## [Prompt]
Scan the listing below. Copy each line that contains "value".

----------------

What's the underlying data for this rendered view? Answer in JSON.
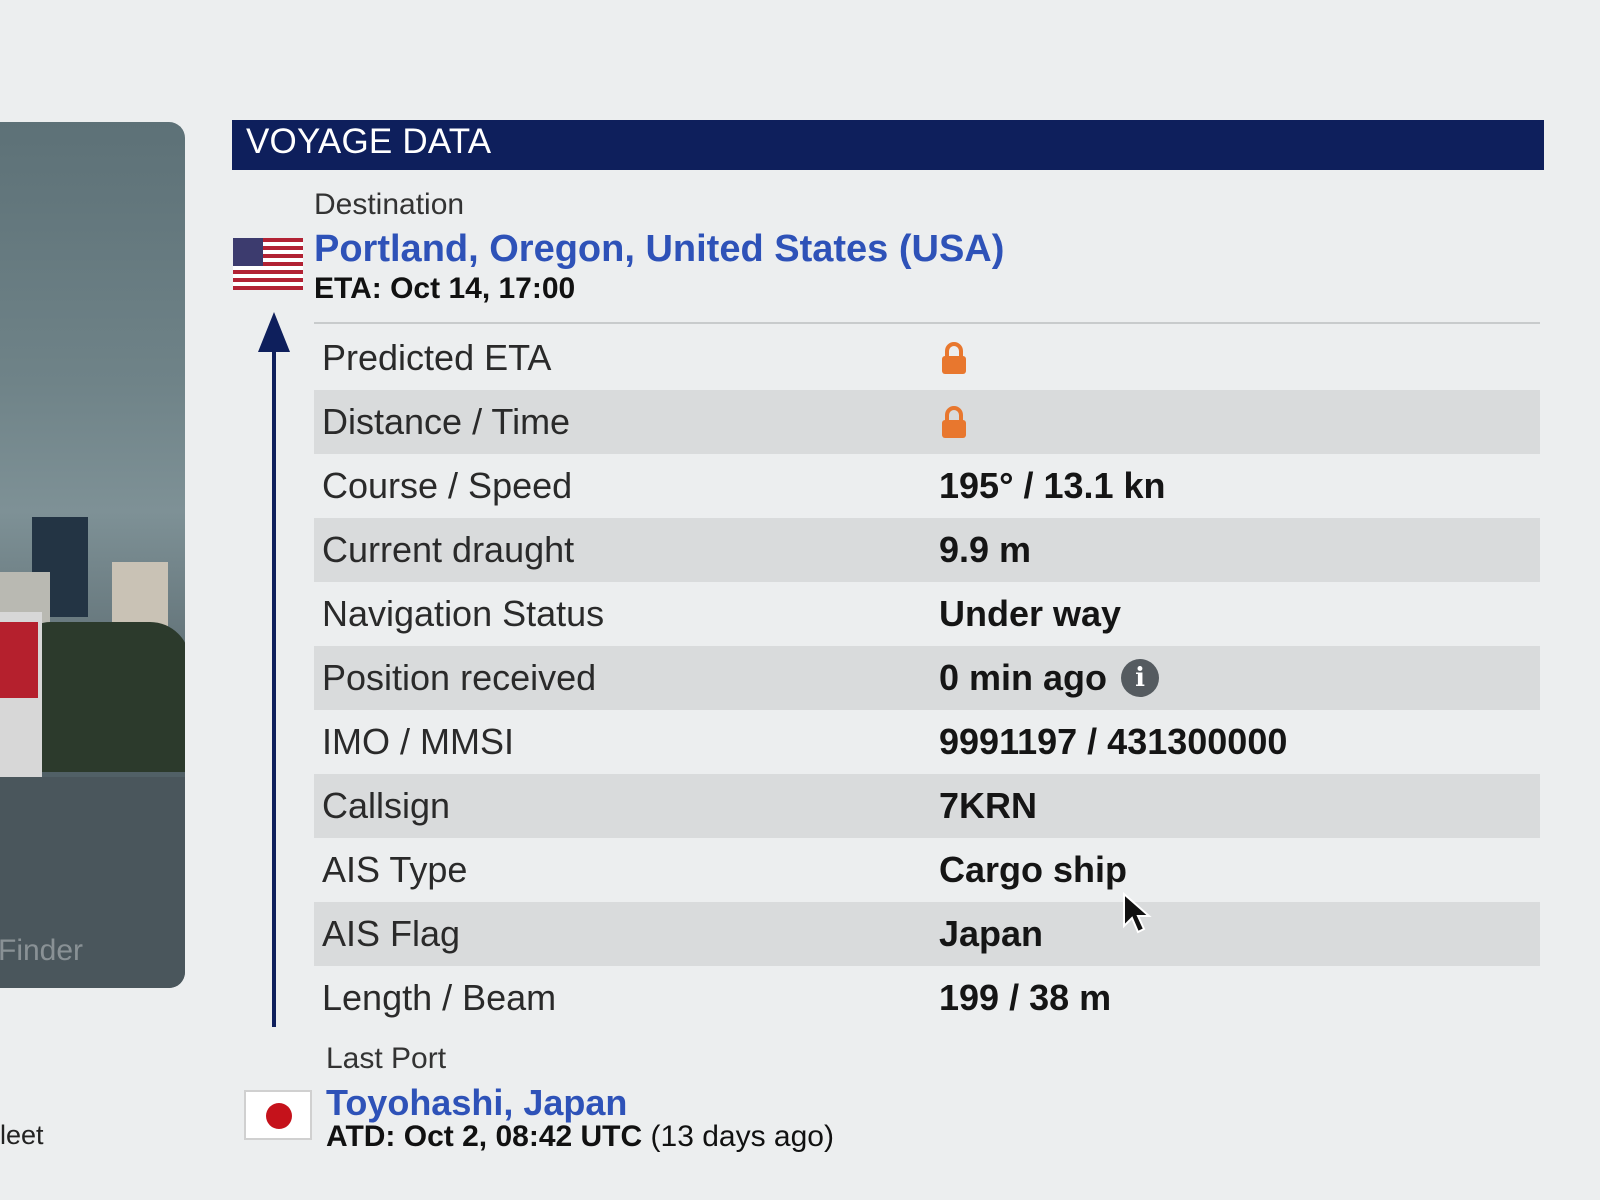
{
  "header": {
    "title": "VOYAGE DATA"
  },
  "destination": {
    "label": "Destination",
    "name": "Portland, Oregon, United States (USA)",
    "eta": "ETA: Oct 14, 17:00",
    "flag_icon": "us-flag-icon"
  },
  "rows": [
    {
      "label": "Predicted ETA",
      "value": "",
      "locked": true
    },
    {
      "label": "Distance / Time",
      "value": "",
      "locked": true
    },
    {
      "label": "Course / Speed",
      "value": "195° / 13.1 kn"
    },
    {
      "label": "Current draught",
      "value": "9.9 m"
    },
    {
      "label": "Navigation Status",
      "value": "Under way"
    },
    {
      "label": "Position received",
      "value": "0 min ago",
      "info_icon": true
    },
    {
      "label": "IMO / MMSI",
      "value": "9991197 / 431300000"
    },
    {
      "label": "Callsign",
      "value": "7KRN"
    },
    {
      "label": "AIS Type",
      "value": "Cargo ship"
    },
    {
      "label": "AIS Flag",
      "value": "Japan"
    },
    {
      "label": "Length / Beam",
      "value": "199 / 38 m"
    }
  ],
  "last_port": {
    "label": "Last Port",
    "name": "Toyohashi, Japan",
    "atd": "ATD: Oct 2, 08:42 UTC",
    "atd_ago": "(13 days ago)",
    "flag_icon": "japan-flag-icon"
  },
  "sidebar": {
    "fleet_label": "leet",
    "photo_watermark": "Finder"
  },
  "colors": {
    "header_bg": "#0e1f5c",
    "link": "#2e52b8",
    "lock": "#e8772e",
    "row_alt": "#d9dbdc"
  }
}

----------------

## [Answer space]
      "value": "",
      "value": "",
      "value": "195° / 13.1 kn"
      "value": "9.9 m"
      "value": "Under way"
      "value": "0 min ago",
      "value": "9991197 / 431300000"
      "value": "7KRN"
      "value": "Cargo ship"
      "value": "Japan"
      "value": "199 / 38 m"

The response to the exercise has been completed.